» **DATA LISTING**
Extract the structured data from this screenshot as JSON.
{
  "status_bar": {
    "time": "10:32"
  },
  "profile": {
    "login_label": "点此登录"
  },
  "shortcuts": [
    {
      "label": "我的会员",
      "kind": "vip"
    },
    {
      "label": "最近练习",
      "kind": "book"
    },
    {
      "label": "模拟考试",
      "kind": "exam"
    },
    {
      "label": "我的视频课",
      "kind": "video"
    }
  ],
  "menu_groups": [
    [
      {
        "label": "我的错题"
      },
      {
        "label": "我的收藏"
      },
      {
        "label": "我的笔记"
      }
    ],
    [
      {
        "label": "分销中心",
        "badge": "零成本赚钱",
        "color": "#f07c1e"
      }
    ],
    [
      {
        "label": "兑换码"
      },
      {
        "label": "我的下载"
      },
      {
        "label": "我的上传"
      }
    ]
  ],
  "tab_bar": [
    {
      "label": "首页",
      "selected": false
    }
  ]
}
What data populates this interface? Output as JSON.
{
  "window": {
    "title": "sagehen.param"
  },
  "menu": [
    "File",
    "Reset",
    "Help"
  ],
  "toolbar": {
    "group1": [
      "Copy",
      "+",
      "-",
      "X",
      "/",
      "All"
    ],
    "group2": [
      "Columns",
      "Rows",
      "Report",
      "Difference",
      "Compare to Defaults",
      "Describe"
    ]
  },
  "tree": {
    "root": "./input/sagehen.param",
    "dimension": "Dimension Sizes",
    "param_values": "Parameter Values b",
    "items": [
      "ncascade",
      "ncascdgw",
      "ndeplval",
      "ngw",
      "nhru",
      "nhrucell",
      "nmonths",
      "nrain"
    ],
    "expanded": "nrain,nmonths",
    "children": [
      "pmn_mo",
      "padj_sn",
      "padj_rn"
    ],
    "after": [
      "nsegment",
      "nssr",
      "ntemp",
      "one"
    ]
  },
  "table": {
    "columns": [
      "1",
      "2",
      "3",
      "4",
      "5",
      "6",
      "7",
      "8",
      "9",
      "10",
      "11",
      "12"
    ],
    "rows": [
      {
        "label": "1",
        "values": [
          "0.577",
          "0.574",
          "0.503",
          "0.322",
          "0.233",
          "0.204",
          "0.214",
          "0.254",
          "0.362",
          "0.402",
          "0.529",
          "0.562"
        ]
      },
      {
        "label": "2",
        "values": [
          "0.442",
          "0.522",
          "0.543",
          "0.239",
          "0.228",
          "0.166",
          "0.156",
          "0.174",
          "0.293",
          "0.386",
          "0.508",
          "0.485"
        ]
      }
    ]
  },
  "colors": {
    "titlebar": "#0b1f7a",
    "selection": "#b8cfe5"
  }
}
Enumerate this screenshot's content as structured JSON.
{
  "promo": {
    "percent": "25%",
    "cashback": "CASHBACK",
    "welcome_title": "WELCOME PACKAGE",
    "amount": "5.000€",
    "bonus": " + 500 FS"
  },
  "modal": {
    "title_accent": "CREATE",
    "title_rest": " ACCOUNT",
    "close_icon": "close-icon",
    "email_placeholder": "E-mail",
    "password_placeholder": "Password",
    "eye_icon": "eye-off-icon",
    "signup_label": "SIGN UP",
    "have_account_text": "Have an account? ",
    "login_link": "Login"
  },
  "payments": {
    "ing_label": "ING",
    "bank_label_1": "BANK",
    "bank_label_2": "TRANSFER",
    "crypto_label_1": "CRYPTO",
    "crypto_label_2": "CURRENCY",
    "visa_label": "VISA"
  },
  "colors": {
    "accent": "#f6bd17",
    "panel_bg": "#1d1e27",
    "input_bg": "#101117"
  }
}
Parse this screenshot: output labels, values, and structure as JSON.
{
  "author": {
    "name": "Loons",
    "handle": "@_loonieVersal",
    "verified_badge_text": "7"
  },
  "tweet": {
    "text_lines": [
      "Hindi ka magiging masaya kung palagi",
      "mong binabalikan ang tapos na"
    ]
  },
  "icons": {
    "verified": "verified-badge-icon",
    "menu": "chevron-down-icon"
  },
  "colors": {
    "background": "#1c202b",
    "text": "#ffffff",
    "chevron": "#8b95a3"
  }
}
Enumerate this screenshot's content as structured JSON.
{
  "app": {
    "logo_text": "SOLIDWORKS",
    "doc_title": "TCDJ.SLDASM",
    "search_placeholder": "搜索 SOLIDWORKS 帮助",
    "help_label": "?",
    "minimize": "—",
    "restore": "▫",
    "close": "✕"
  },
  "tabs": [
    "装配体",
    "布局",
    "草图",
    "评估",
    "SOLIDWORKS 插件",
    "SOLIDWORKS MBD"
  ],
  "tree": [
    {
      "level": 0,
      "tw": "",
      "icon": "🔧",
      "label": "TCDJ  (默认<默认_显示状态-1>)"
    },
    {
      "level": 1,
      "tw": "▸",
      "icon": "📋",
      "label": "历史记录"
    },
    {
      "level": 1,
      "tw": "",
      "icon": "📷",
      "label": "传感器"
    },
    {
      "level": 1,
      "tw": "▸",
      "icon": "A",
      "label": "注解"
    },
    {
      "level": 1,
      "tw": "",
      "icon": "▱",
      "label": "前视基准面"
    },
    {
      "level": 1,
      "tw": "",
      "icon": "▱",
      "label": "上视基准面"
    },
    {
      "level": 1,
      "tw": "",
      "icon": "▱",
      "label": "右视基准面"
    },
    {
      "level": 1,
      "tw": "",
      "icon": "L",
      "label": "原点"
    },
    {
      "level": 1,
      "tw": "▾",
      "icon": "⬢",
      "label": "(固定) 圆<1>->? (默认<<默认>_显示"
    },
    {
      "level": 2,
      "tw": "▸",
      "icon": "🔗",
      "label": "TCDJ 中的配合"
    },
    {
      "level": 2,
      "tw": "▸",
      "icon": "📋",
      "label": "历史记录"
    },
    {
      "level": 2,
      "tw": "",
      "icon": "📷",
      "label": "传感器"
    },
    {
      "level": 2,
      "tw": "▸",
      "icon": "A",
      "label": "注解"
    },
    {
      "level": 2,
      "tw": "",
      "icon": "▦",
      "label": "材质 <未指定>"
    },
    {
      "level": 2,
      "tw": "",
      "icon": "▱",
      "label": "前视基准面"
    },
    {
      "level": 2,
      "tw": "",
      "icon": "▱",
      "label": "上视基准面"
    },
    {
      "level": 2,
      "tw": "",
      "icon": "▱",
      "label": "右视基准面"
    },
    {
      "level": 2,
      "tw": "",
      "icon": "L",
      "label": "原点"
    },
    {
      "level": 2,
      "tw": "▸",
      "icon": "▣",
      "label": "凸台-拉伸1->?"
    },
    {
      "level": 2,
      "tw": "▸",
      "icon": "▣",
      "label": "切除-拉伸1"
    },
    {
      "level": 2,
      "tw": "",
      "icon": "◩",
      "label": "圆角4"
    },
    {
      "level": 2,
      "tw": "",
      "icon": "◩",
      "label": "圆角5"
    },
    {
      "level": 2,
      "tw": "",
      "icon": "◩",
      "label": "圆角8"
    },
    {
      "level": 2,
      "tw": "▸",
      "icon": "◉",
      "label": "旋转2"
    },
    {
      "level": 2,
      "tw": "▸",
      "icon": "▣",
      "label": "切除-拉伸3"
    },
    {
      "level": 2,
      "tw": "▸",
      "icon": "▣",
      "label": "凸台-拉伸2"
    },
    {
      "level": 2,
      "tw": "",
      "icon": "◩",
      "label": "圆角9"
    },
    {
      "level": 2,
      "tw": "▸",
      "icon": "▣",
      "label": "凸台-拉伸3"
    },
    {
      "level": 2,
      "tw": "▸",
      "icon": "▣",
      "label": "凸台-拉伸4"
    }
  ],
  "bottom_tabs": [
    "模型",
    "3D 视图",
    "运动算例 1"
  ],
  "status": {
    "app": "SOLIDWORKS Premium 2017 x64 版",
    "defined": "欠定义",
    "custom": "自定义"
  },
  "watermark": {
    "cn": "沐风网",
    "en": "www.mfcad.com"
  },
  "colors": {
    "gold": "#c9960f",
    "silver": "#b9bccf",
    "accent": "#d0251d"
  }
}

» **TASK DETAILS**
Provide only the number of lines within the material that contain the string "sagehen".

» **EXERCISE SOLUTION**
2